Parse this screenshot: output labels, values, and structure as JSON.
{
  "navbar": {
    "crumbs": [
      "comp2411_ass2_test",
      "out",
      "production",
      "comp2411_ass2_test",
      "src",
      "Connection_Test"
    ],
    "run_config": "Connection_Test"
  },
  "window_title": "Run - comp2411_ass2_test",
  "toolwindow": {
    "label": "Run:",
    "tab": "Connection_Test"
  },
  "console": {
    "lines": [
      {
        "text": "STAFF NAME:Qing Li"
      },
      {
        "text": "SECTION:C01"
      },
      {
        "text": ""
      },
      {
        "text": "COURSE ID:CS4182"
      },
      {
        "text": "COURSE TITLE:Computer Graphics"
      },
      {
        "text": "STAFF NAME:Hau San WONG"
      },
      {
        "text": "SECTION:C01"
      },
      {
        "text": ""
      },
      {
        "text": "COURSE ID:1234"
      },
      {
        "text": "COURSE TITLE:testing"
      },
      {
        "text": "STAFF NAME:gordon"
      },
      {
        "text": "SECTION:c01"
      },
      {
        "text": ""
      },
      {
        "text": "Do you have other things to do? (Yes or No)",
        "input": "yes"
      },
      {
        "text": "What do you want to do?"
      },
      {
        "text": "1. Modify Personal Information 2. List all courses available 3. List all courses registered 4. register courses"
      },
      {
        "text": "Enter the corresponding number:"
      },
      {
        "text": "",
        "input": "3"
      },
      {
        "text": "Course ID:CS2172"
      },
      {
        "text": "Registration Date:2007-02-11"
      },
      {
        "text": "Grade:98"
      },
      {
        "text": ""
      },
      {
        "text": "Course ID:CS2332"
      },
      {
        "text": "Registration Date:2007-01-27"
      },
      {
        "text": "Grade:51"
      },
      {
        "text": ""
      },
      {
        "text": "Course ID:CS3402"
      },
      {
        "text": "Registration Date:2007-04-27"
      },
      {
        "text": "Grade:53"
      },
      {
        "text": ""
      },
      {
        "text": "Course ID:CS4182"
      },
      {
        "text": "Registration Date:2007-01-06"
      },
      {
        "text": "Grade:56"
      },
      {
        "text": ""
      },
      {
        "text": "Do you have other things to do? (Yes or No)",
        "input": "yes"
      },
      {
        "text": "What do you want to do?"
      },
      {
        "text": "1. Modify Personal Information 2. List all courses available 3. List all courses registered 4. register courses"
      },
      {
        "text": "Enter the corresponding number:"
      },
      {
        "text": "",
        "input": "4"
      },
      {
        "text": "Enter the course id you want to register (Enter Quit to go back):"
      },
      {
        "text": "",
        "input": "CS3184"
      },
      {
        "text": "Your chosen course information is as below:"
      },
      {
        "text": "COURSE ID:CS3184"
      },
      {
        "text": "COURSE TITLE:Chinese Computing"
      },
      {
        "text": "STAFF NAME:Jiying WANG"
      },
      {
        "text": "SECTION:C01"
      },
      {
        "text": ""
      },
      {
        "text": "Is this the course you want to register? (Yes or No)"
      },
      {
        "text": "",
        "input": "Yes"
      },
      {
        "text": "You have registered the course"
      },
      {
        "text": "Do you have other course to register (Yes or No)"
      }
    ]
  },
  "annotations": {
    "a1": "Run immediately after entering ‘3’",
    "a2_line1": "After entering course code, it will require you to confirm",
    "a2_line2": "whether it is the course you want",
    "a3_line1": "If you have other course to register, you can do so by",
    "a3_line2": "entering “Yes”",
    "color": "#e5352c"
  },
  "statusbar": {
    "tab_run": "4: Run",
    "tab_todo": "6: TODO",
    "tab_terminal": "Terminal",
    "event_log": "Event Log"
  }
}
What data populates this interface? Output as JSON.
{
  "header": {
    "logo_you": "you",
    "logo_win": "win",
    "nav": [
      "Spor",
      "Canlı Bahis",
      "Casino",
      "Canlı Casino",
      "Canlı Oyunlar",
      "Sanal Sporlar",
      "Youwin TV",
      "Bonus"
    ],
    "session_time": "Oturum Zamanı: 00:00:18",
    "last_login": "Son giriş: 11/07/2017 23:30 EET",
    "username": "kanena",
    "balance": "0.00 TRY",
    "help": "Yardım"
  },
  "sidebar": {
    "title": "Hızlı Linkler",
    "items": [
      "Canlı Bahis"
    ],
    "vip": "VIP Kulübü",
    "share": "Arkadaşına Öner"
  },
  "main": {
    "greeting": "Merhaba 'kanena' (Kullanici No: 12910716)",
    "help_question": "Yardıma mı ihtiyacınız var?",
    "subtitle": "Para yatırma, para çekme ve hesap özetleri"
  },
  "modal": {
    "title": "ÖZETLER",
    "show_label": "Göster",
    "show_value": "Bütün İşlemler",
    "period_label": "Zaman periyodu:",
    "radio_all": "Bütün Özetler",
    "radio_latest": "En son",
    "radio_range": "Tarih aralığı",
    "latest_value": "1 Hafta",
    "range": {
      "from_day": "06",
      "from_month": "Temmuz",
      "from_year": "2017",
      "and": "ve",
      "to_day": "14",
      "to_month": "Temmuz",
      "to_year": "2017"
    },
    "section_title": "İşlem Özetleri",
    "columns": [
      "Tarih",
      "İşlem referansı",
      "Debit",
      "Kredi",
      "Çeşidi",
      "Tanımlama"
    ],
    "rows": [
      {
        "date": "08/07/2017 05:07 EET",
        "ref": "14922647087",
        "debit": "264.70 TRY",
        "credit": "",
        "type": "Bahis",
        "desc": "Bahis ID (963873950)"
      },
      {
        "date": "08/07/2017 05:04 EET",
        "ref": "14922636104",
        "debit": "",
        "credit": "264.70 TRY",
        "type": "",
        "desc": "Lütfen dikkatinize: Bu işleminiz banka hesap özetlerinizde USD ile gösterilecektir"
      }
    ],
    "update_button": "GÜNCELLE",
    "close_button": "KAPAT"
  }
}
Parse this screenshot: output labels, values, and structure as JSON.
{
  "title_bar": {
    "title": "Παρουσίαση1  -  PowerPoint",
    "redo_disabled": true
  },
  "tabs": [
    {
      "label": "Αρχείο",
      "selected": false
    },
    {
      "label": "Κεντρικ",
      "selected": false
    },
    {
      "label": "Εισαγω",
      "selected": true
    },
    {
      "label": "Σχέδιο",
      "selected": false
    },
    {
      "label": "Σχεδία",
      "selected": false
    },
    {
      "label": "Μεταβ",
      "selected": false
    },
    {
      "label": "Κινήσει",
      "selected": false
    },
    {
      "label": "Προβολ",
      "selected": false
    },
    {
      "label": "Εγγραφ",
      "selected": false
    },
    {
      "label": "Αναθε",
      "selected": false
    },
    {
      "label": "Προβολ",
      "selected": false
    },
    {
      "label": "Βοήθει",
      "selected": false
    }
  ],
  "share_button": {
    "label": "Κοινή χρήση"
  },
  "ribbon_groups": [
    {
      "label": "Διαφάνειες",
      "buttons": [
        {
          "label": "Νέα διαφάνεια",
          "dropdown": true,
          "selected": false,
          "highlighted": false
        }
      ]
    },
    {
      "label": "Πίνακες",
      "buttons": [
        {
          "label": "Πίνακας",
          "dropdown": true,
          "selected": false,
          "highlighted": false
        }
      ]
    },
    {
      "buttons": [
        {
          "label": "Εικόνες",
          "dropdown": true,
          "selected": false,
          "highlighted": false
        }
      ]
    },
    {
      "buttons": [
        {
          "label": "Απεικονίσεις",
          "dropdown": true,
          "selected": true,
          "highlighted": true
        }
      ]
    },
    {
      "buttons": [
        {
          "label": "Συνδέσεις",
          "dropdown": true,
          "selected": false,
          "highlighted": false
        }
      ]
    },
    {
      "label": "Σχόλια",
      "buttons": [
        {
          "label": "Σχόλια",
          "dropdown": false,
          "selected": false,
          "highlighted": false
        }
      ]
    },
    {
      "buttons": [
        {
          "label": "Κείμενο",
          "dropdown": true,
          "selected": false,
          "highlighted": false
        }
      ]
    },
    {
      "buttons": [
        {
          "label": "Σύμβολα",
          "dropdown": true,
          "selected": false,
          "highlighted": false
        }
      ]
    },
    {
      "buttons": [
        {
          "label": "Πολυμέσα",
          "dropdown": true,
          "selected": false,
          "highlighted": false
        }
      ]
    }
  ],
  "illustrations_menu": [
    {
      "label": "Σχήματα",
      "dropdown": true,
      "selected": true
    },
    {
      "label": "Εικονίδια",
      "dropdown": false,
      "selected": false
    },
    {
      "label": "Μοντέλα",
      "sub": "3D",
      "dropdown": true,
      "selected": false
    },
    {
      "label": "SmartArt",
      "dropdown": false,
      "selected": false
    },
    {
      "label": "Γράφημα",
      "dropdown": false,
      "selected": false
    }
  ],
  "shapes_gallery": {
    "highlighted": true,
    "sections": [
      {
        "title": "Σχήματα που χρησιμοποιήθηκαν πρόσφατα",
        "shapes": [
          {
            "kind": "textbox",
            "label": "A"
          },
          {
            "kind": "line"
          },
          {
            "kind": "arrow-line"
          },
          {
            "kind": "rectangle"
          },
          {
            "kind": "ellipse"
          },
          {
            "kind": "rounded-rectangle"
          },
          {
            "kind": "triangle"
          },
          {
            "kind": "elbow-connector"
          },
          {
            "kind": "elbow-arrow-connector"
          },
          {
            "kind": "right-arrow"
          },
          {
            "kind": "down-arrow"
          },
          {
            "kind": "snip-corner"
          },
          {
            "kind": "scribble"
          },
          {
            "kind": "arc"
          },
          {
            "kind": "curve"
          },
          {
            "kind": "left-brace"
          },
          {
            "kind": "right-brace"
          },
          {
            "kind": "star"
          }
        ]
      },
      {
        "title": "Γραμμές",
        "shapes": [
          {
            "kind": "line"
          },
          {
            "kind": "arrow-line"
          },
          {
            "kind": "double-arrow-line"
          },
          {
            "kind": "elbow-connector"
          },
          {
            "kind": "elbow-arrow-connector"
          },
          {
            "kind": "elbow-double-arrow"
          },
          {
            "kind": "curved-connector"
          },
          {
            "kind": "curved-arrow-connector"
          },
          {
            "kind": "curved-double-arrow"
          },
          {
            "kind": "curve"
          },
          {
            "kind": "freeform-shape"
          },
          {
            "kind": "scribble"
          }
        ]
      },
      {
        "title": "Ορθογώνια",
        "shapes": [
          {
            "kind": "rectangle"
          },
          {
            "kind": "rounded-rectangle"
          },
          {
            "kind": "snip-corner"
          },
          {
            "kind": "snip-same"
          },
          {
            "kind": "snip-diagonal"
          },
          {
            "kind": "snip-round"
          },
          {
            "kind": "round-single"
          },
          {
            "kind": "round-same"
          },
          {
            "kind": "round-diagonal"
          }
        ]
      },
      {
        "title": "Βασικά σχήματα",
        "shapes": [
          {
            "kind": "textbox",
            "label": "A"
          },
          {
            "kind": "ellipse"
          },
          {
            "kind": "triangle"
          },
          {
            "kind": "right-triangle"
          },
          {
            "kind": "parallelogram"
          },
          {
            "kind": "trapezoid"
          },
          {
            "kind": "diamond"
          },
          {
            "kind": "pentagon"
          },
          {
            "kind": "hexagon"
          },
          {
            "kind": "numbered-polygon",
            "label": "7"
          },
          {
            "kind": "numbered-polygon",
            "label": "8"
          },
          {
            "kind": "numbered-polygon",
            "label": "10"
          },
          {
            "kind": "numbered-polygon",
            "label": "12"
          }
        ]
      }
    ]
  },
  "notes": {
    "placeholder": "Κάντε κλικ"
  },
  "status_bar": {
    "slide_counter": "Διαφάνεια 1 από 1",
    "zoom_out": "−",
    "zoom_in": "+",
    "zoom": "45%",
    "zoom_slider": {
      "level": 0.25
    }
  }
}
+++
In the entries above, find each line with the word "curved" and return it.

## Solution for this problem
            "kind": "curved-connector"
            "kind": "curved-arrow-connector"
            "kind": "curved-double-arrow"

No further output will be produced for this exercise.